New legal documents reveal Elizabeth Holmes's defense team plans to place the blame for Theranos' misdeeds on ex-boyfriend and former top executive Ramesh “Sunny” Balwani.

By Jill Sederstrom
The Theranos and Elizabeth Holmes Case, Explained

Theranos founder Elizabeth Holmes will likely try to defend herself by arguing that she was being controlled by her ex-boyfriend, an executive at the company, who her lawyers say subjected her to "intimate partner abuse" for a decade, according to court filings unsealed just days before her trial is set to begin.

The legal strategy was laid out in a series of legal documents unsealed Saturday that show her attorneys plan to point the blame at Ramesh “Sunny” Balwani, according to Law & Crime.

Her defense team noted it was “highly likely” evidence and expert testimony on the impact of the alleged abuse would be introduced into the federal fraud trial, which is slated to begin Tuesday with jury selection.

They argued in court documents, which were filed earlier this year and only recently released, that Holmes lacked the “intent to deceive” because of the highly controlling nature of the relationship, which made her susceptible to believe Balwani’s “representations” about the company.

“Witnesses interviewed by the government have indicated that Mr. Balwani was controlling with Ms. Holmes, that Ms. Holmes was isolated by Mr. Balwani, that Mr. Balwani was combative with Ms. Holmes, and that Mr. Balwani was often physically present in Ms. Holmes’ office, all factors that Dr. Mechanic [an expert witness] has indicated are abuse tactics used by abusers,” states a filing obtained by the news outlet.

Mindy Mechanic, is a psychologist and expert in intimate partner abuse, who reportedly examined Holmes for 14 hours and is expected to testify in the impending trial, according to NPR.

Holmes and Balwani—who served as the company’s vice chair, chief operating officer and president—were indicted in June 2018 on eleven counts of wire fraud and conspiracy to commit wire fraud after it was discovered that the company had made claims about their blood testing company’s capabilities that couldn’t be supported.

Balwani’s attorneys acknowledged in their own court filings that Holmes planned to introduce evidence claiming that Balwani was so controlling he dictated what she ate, who she interacted with and even how she dressed, “essentially dominating her and erasing her capacity to make decisions,” they said, according to CNN.

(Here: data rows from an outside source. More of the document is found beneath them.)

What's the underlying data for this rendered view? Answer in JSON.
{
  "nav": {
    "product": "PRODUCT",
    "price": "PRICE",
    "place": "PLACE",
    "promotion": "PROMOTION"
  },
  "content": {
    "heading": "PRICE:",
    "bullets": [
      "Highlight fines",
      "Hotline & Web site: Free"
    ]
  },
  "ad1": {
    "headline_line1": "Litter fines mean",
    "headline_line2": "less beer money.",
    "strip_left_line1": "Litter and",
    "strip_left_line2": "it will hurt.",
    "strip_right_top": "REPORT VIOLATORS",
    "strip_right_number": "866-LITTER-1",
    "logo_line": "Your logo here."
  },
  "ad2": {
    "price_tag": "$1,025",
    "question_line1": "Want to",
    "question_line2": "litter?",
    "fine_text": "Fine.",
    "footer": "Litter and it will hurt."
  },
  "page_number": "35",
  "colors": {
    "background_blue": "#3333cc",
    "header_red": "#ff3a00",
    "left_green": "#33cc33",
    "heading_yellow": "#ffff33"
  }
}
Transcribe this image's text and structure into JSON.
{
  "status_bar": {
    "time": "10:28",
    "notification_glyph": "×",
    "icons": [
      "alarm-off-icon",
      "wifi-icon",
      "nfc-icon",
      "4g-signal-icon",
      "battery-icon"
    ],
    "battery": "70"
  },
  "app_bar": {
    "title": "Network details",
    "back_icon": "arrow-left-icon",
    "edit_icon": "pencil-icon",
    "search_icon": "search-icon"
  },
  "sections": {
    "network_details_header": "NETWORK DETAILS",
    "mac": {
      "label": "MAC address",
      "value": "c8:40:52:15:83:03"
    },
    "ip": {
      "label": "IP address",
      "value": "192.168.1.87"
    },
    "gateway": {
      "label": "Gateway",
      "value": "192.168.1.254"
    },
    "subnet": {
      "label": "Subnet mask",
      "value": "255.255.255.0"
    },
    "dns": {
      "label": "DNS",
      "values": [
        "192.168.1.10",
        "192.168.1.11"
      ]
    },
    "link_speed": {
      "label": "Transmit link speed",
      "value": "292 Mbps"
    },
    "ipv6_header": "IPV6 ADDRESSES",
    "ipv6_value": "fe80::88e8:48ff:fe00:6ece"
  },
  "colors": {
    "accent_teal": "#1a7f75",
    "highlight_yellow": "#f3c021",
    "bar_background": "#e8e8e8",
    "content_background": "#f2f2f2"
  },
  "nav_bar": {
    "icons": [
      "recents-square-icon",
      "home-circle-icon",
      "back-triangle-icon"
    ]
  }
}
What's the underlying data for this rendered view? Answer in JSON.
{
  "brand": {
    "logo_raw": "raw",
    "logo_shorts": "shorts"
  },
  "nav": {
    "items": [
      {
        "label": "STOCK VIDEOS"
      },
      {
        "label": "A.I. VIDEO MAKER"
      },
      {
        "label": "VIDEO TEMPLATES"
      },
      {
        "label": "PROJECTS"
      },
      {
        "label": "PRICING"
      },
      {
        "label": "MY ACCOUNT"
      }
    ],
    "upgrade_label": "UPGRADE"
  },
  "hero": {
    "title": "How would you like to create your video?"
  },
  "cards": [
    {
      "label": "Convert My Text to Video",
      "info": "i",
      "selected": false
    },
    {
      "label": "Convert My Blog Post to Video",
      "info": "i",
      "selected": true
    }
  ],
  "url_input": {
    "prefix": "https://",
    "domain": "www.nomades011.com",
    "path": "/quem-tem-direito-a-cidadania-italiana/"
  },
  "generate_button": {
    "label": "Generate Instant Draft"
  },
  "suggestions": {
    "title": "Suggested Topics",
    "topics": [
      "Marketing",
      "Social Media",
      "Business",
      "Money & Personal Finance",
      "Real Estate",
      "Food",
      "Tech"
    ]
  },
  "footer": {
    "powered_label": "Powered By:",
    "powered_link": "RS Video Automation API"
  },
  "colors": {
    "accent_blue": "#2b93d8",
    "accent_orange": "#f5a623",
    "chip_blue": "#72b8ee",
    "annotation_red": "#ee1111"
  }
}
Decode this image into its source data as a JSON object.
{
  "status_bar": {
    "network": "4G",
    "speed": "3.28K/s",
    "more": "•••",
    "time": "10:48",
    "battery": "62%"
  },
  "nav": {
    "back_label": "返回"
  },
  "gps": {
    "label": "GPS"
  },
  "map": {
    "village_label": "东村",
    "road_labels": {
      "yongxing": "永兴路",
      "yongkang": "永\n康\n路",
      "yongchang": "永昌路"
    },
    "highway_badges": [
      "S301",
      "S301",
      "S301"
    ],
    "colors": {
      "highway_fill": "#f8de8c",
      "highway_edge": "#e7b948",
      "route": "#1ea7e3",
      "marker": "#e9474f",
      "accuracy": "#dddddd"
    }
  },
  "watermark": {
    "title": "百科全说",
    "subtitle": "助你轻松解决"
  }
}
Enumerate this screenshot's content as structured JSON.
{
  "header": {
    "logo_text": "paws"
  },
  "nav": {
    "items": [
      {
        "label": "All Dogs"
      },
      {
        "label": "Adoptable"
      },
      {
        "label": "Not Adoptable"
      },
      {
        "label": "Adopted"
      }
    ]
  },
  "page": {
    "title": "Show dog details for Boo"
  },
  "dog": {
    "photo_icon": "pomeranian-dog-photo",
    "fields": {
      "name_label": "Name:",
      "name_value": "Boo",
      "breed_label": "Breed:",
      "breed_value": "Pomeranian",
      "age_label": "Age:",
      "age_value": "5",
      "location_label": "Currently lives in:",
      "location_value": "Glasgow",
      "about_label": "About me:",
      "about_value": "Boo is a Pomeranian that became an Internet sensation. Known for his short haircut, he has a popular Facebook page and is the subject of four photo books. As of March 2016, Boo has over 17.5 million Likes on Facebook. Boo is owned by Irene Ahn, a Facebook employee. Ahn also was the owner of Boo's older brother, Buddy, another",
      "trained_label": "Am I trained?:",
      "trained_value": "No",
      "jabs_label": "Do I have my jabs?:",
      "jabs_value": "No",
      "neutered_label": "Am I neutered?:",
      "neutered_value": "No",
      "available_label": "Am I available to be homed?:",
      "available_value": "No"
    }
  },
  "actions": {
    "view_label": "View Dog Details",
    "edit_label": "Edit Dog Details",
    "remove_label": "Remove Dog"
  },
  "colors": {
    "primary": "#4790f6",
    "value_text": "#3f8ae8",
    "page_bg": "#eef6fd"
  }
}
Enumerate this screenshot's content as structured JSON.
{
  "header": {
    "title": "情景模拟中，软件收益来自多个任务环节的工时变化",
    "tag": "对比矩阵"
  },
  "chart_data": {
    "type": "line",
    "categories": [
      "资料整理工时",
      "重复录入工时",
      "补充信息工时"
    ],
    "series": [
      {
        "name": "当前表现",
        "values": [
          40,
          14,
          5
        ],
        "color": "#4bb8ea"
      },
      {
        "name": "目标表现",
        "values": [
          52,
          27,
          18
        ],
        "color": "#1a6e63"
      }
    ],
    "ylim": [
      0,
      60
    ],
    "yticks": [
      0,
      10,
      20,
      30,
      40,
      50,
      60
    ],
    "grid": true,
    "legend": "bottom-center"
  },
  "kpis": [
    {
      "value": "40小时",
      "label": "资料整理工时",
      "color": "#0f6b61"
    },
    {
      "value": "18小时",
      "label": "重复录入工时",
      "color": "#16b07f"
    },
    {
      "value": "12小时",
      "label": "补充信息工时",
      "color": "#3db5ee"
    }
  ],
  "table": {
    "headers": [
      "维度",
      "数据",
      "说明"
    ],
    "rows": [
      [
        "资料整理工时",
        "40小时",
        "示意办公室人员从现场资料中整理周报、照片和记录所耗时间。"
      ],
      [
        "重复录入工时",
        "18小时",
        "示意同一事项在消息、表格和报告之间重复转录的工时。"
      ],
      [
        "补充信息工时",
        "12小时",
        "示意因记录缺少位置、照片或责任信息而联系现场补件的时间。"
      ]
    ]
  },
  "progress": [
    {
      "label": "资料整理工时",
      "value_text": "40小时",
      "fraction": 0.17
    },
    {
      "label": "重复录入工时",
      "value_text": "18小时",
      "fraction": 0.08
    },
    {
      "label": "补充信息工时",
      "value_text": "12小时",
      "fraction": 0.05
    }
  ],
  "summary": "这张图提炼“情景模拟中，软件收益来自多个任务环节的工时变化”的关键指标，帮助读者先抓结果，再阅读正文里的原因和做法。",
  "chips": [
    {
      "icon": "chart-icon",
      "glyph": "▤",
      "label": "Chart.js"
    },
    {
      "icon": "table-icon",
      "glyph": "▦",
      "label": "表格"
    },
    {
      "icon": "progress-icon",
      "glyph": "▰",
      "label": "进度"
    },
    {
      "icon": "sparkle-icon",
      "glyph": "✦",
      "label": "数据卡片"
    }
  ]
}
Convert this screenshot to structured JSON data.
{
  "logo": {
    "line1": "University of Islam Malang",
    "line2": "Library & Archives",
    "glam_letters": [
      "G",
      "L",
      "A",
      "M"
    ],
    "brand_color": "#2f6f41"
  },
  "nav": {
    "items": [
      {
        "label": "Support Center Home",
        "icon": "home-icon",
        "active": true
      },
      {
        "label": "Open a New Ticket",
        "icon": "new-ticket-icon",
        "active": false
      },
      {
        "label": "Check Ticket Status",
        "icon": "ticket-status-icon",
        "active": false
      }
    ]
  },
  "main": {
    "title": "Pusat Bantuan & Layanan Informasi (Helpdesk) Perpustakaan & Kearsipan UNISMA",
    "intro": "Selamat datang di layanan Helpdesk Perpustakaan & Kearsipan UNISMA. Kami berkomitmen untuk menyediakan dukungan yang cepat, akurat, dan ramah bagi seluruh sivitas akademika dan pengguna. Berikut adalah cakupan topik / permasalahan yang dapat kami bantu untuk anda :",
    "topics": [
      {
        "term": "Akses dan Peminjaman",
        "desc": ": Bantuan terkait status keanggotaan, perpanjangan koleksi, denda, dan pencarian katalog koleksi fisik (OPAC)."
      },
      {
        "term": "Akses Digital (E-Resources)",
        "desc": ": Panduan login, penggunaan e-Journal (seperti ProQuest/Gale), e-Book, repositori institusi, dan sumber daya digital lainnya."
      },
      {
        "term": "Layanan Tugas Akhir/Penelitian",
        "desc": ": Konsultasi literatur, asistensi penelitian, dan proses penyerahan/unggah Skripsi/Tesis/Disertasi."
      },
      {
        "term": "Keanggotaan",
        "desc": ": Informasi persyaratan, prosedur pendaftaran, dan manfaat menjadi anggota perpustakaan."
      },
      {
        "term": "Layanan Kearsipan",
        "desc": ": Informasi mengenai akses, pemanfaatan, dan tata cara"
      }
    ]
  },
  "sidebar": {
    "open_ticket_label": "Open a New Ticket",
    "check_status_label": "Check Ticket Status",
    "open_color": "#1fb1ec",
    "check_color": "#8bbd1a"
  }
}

His attorneys called the claims “deeply offensive” and “devastating personally to him.” He is said to “adamantly” deny the allegations.

Holmes’ legal team is also expected to introduce evidence that he threw “hard, sharp objects” at her, was physically violent, sexually abused her and monitored many of her communications with others, including her phone calls, emails and tests, NPR reports.

“This pattern of abuse and coercive control continued over the approximately decade-long duration of Ms. Holmes and Mr. Balwani’s relationship, including during a period of the charged conspiracies,” Holmes’ attorneys wrote in one of the filings.

Holmes, who recently gave birth to her first child, herself is “likely to testify” about “the reasons why she believed, relied on and deferred to Mr. Balwani,” and did not “knowingly” commit the fraud charges against her, according to the court documents which were released after Dow Jones, the publisher of The Wall Street Journal, petitioned the court to make them public.

Balwani’s attorney, Jeffrey Coopersmith, had tried to prevent the release of the documents, arguing that it could impede his client’s ability to get a fair trial, according to The Wall Street Journal.

Both Holmes and Balwani had petitioned the court to sever their cases. His trial is now scheduled to begin early next year.

The government has accused both of carrying out a multi-million dollar scheme from 2010 to 2015 to defraud investors who bought into the promise of the new blood testing device. Both have pleaded not guilty to the charges against them.